Stripped of its lived-in Delhi setting and its next-door characters, Band Baaja Baaraat (BBB) is yet another Yash Raj Films movie. It’s got most of the elements that have come to be identified closely with the leading movie producer: Peppy songs that are destined to be played ad nauseam at Punjabi weddings, a production design that includes all shades of the rainbow, and enough Punjabi to improve your understanding of the language. Yet, BBB has something extra—a strong dose of realism. Its characters aren’t cardboard cut-outs but flesh-and-blood people. Its locations are identifiably Delhi rather than an overdressed set in a Mumbai studio. BBB is a realistic entertainer whose feel-good climax is especially sweeter because it is rooted in an identifiable reality rather than an alienating fantasy.

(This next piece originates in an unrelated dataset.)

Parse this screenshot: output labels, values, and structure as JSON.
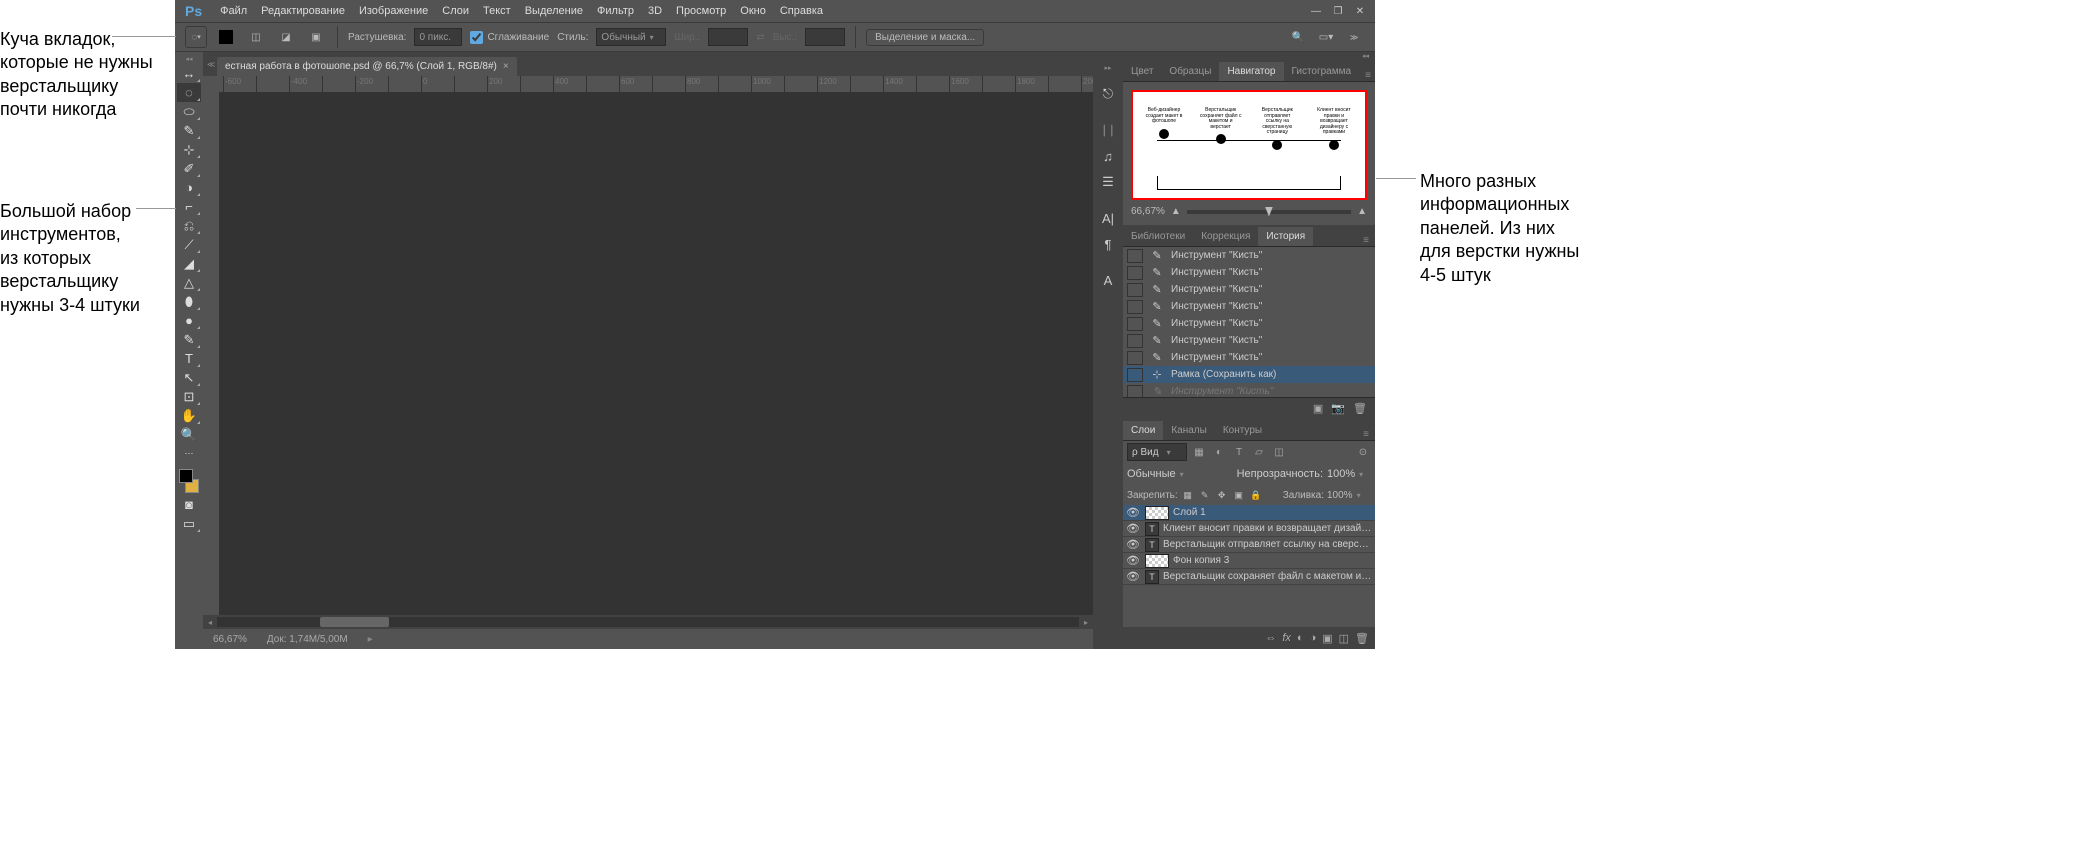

Hindi cinema’s latest quest to serve up fresh fare for increasingly restless audiences is taking it in interesting directions. Few Hindi movies veer away from the tried-and-tested combination of attractive actors, loosely defined characters who can appeal to a broad spectrum of viewers, loud and cheerful song-and-dance sequences. Most movies must end on a satisfactory and comforting note, one that makes audiences feel they have extracted full value for the time and money spent. Yet some writers and directors are trying to tinker with the formula. The conclusion is still palliative, but there are more warts on display than before.
Pop realism: Band Baaja Baaraat.
Habib Faisal, who wrote Band Baaja Baraat, also made the sweet comedy Do Dooni Chaar, which wore its ordinariness on its frayed sleeve. The movie’s upbeat ending followed the revelation of a few home truths along the way, such as the reality that middle-class families in India are being squeezed by the new economy. Tere Bin Laden took genial potshots at America’s obsession with Osama bin Laden, but did it so gently that the film can never be confused with biting satire. Humour seems to be a good way to win over viewers who might otherwise baulk at being lectured to. In that sense, the new realistic entertainers are an improvement on the anodyne middle-of-the-road movies of Basu Chatterjee and Hrishikesh Mukherjee, which poked fun at middle India’s eccentricities but rarely linked the lives of their characters to the larger social realities of the time.
A fashionable way to appear “real” is to litter the dialogue sheets with profanity. In the old days, Kader Khan put the language of the Mumbai streets in Amitabh Bachchan’s mouth in Amar Akbar Anthony. In recent months, many Bollywood writers are sprinkling their screenplays with expletives in an attempt to write dialogue that reflects everyday speech patterns. Colourful language probably makes sense in a gangster film, which is usually bursting with low-lifes who don’t care for etiquette. But the C-word (which is derogatory to women) pops up even in a film such as Tanu Weds Manu, a low-key romantic comedy about a mismatched couple. The more a film strays off the beaten track, the more likely it is to collect swear words along its journey. Offbeat films need lashings of cool to offset their lack of glamour and star power. There’s no better way to grab attention than to line an actor’s mouth with cusswords.
It’s great to watch films that are not as plasticky and implausible as most mainstream fare, but the use of realism as a stylistic device alone comes with its limitations. My money is on films such as Love Sex aur Dhokha and Peepli (Live), which ask tough questions and which make you squirm rather than break out into a collective bhangra.
Nandini Ramnath is the film critic of Time Out Mumbai (www.timeoutmumbai.net).
Write to Nandini at email@example.com